> _Goal of the exercise_
Each record must be printed exactly as given.

◆ ◆ ◆ ◆ ◆ ◆ ◆

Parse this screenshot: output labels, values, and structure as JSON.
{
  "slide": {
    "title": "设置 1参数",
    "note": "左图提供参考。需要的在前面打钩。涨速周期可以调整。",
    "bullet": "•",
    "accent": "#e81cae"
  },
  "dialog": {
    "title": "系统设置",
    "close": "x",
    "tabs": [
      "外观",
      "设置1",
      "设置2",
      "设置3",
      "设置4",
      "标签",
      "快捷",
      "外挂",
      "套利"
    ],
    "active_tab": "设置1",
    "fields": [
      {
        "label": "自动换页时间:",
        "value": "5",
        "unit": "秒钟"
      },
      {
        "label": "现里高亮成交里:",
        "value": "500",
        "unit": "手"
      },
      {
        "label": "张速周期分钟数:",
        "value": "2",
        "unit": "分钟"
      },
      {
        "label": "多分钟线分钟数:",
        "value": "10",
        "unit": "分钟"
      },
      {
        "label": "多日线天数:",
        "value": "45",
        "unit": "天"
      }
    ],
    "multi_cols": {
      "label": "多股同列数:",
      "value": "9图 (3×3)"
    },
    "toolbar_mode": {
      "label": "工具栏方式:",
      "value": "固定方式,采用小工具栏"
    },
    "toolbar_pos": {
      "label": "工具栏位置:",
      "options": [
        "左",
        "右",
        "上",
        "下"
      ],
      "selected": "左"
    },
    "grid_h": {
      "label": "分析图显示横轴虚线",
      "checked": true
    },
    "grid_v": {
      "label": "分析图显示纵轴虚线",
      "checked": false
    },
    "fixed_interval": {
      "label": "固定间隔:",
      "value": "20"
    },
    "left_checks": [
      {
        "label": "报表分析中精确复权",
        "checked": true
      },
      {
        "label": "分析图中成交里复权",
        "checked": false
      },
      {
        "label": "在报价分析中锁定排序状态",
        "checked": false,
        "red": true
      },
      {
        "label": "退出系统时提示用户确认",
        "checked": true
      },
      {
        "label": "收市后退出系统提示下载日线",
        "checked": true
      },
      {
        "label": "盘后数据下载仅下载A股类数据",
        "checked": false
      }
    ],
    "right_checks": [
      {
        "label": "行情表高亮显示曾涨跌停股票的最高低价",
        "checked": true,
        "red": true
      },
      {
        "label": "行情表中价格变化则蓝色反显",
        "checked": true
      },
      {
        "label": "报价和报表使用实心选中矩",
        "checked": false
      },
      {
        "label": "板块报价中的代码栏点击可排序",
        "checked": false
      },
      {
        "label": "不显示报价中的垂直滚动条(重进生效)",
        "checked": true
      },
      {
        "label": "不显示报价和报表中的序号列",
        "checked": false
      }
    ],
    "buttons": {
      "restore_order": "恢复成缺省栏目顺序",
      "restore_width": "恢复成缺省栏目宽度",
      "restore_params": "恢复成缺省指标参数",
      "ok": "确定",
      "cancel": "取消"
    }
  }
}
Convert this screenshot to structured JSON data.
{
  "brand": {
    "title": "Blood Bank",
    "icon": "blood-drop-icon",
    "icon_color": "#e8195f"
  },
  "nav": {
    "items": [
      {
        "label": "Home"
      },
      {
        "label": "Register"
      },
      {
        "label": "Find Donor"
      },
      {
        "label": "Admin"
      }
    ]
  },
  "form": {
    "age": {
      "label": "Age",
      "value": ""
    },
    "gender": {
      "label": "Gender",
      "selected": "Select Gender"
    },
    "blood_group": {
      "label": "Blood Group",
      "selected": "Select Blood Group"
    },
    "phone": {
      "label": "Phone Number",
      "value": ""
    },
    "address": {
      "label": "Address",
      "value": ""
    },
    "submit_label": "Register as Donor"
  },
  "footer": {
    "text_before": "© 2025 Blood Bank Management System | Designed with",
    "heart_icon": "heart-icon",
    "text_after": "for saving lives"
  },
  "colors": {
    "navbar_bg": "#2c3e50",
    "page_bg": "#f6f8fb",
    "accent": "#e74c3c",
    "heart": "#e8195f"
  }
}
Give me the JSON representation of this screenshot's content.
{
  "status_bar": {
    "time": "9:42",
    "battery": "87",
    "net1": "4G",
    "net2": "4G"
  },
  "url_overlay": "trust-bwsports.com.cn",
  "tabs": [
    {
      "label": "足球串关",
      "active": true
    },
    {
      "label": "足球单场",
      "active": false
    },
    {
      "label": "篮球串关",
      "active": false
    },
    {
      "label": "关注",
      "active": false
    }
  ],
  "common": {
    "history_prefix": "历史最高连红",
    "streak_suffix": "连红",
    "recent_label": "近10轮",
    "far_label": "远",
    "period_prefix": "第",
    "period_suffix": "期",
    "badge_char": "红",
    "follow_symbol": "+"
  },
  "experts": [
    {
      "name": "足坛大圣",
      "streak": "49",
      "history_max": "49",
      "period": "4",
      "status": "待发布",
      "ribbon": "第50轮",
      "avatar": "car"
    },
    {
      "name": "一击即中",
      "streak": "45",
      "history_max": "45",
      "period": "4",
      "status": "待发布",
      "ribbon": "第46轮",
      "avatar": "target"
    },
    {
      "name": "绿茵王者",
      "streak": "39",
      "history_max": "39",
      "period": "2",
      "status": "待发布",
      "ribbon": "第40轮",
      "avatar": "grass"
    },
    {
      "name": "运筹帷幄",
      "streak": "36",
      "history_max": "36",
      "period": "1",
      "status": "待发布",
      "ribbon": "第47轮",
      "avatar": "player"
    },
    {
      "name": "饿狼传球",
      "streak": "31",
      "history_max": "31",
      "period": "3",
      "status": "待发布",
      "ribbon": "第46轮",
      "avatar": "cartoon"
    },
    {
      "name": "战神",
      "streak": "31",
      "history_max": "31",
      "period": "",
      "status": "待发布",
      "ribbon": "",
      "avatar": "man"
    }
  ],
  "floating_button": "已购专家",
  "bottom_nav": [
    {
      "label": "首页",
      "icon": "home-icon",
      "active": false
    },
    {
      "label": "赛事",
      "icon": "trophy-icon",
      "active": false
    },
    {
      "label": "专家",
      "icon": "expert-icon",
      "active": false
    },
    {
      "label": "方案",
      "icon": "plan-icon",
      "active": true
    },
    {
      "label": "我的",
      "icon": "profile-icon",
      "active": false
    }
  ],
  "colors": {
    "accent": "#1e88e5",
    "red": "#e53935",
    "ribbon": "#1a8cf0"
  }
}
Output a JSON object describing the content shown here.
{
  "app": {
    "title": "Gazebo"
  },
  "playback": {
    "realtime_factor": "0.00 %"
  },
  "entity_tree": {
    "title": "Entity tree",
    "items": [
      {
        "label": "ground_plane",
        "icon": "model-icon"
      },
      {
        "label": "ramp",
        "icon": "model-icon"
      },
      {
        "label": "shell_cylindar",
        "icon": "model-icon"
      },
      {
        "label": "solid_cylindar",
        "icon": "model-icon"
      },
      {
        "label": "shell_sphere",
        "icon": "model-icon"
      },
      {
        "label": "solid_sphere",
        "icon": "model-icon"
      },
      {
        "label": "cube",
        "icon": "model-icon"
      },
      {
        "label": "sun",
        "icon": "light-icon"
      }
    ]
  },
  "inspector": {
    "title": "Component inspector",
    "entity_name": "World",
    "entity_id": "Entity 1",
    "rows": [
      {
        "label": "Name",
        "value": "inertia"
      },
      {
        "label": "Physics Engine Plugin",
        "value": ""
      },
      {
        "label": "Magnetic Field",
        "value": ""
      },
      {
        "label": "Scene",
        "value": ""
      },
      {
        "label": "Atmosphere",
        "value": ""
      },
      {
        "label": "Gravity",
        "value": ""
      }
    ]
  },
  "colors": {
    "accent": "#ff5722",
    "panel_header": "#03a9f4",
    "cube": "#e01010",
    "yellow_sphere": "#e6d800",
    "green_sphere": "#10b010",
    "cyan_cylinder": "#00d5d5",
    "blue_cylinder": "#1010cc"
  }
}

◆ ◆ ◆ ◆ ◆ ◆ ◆

> _Exercise response_
Parse this screenshot: output labels, values, and structure as JSON.
{
  "slide": {
    "title": "设置 1参数",
    "note": "左图提供参考。需要的在前面打钩。涨速周期可以调整。",
    "bullet": "•",
    "accent": "#e81cae"
  },
  "dialog": {
    "title": "系统设置",
    "close": "x",
    "tabs": [
      "外观",
      "设置1",
      "设置2",
      "设置3",
      "设置4",
      "标签",
      "快捷",
      "外挂",
      "套利"
    ],
    "active_tab": "设置1",
    "fields": [
      {
        "label": "自动换页时间:",
        "value": "5",
        "unit": "秒钟"
      },
      {
        "label": "现里高亮成交里:",
        "value": "500",
        "unit": "手"
      },
      {
        "label": "张速周期分钟数:",
        "value": "2",
        "unit": "分钟"
      },
      {
        "label": "多分钟线分钟数:",
        "value": "10",
        "unit": "分钟"
      },
      {
        "label": "多日线天数:",
        "value": "45",
        "unit": "天"
      }
    ],
    "multi_cols": {
      "label": "多股同列数:",
      "value": "9图 (3×3)"
    },
    "toolbar_mode": {
      "label": "工具栏方式:",
      "value": "固定方式,采用小工具栏"
    },
    "toolbar_pos": {
      "label": "工具栏位置:",
      "options": [
        "左",
        "右",
        "上",
        "下"
      ],
      "selected": "左"
    },
    "grid_h": {
      "label": "分析图显示横轴虚线",
      "checked": true
    },
    "grid_v": {
      "label": "分析图显示纵轴虚线",
      "checked": false
    },
    "fixed_interval": {
      "label": "固定间隔:",
      "value": "20"
    },
    "left_checks": [
      {
        "label": "报表分析中精确复权",
        "checked": true
      },
      {
        "label": "分析图中成交里复权",
        "checked": false
      },
      {
        "label": "在报价分析中锁定排序状态",
        "checked": false,
        "red": true
      },
      {
        "label": "退出系统时提示用户确认",
        "checked": true
      },
      {
        "label": "收市后退出系统提示下载日线",
        "checked": true
      },
      {
        "label": "盘后数据下载仅下载A股类数据",
        "checked": false
      }
    ],
    "right_checks": [
      {
        "label": "行情表高亮显示曾涨跌停股票的最高低价",
        "checked": true,
        "red": true
      },
      {
        "label": "行情表中价格变化则蓝色反显",
        "checked": true
      },
      {
        "label": "报价和报表使用实心选中矩",
        "checked": false
      },
      {
        "label": "板块报价中的代码栏点击可排序",
        "checked": false
      },
      {
        "label": "不显示报价中的垂直滚动条(重进生效)",
        "checked": true
      },
      {
        "label": "不显示报价和报表中的序号列",
        "checked": false
      }
    ],
    "buttons": {
      "restore_order": "恢复成缺省栏目顺序",
      "restore_width": "恢复成缺省栏目宽度",
      "restore_params": "恢复成缺省指标参数",
      "ok": "确定",
      "cancel": "取消"
    }
  }
}
Convert this screenshot to structured JSON data.
{
  "brand": {
    "title": "Blood Bank",
    "icon": "blood-drop-icon",
    "icon_color": "#e8195f"
  },
  "nav": {
    "items": [
      {
        "label": "Home"
      },
      {
        "label": "Register"
      },
      {
        "label": "Find Donor"
      },
      {
        "label": "Admin"
      }
    ]
  },
  "form": {
    "age": {
      "label": "Age",
      "value": ""
    },
    "gender": {
      "label": "Gender",
      "selected": "Select Gender"
    },
    "blood_group": {
      "label": "Blood Group",
      "selected": "Select Blood Group"
    },
    "phone": {
      "label": "Phone Number",
      "value": ""
    },
    "address": {
      "label": "Address",
      "value": ""
    },
    "submit_label": "Register as Donor"
  },
  "footer": {
    "text_before": "© 2025 Blood Bank Management System | Designed with",
    "heart_icon": "heart-icon",
    "text_after": "for saving lives"
  },
  "colors": {
    "navbar_bg": "#2c3e50",
    "page_bg": "#f6f8fb",
    "accent": "#e74c3c",
    "heart": "#e8195f"
  }
}
Give me the JSON representation of this screenshot's content.
{
  "status_bar": {
    "time": "9:42",
    "battery": "87",
    "net1": "4G",
    "net2": "4G"
  },
  "url_overlay": "trust-bwsports.com.cn",
  "tabs": [
    {
      "label": "足球串关",
      "active": true
    },
    {
      "label": "足球单场",
      "active": false
    },
    {
      "label": "篮球串关",
      "active": false
    },
    {
      "label": "关注",
      "active": false
    }
  ],
  "common": {
    "history_prefix": "历史最高连红",
    "streak_suffix": "连红",
    "recent_label": "近10轮",
    "far_label": "远",
    "period_prefix": "第",
    "period_suffix": "期",
    "badge_char": "红",
    "follow_symbol": "+"
  },
  "experts": [
    {
      "name": "足坛大圣",
      "streak": "49",
      "history_max": "49",
      "period": "4",
      "status": "待发布",
      "ribbon": "第50轮",
      "avatar": "car"
    },
    {
      "name": "一击即中",
      "streak": "45",
      "history_max": "45",
      "period": "4",
      "status": "待发布",
      "ribbon": "第46轮",
      "avatar": "target"
    },
    {
      "name": "绿茵王者",
      "streak": "39",
      "history_max": "39",
      "period": "2",
      "status": "待发布",
      "ribbon": "第40轮",
      "avatar": "grass"
    },
    {
      "name": "运筹帷幄",
      "streak": "36",
      "history_max": "36",
      "period": "1",
      "status": "待发布",
      "ribbon": "第47轮",
      "avatar": "player"
    },
    {
      "name": "饿狼传球",
      "streak": "31",
      "history_max": "31",
      "period": "3",
      "status": "待发布",
      "ribbon": "第46轮",
      "avatar": "cartoon"
    },
    {
      "name": "战神",
      "streak": "31",
      "history_max": "31",
      "period": "",
      "status": "待发布",
      "ribbon": "",
      "avatar": "man"
    }
  ],
  "floating_button": "已购专家",
  "bottom_nav": [
    {
      "label": "首页",
      "icon": "home-icon",
      "active": false
    },
    {
      "label": "赛事",
      "icon": "trophy-icon",
      "active": false
    },
    {
      "label": "专家",
      "icon": "expert-icon",
      "active": false
    },
    {
      "label": "方案",
      "icon": "plan-icon",
      "active": true
    },
    {
      "label": "我的",
      "icon": "profile-icon",
      "active": false
    }
  ],
  "colors": {
    "accent": "#1e88e5",
    "red": "#e53935",
    "ribbon": "#1a8cf0"
  }
}
Output a JSON object describing the content shown here.
{
  "app": {
    "title": "Gazebo"
  },
  "playback": {
    "realtime_factor": "0.00 %"
  },
  "entity_tree": {
    "title": "Entity tree",
    "items": [
      {
        "label": "ground_plane",
        "icon": "model-icon"
      },
      {
        "label": "ramp",
        "icon": "model-icon"
      },
      {
        "label": "shell_cylindar",
        "icon": "model-icon"
      },
      {
        "label": "solid_cylindar",
        "icon": "model-icon"
      },
      {
        "label": "shell_sphere",
        "icon": "model-icon"
      },
      {
        "label": "solid_sphere",
        "icon": "model-icon"
      },
      {
        "label": "cube",
        "icon": "model-icon"
      },
      {
        "label": "sun",
        "icon": "light-icon"
      }
    ]
  },
  "inspector": {
    "title": "Component inspector",
    "entity_name": "World",
    "entity_id": "Entity 1",
    "rows": [
      {
        "label": "Name",
        "value": "inertia"
      },
      {
        "label": "Physics Engine Plugin",
        "value": ""
      },
      {
        "label": "Magnetic Field",
        "value": ""
      },
      {
        "label": "Scene",
        "value": ""
      },
      {
        "label": "Atmosphere",
        "value": ""
      },
      {
        "label": "Gravity",
        "value": ""
      }
    ]
  },
  "colors": {
    "accent": "#ff5722",
    "panel_header": "#03a9f4",
    "cube": "#e01010",
    "yellow_sphere": "#e6d800",
    "green_sphere": "#10b010",
    "cyan_cylinder": "#00d5d5",
    "blue_cylinder": "#1010cc"
  }
}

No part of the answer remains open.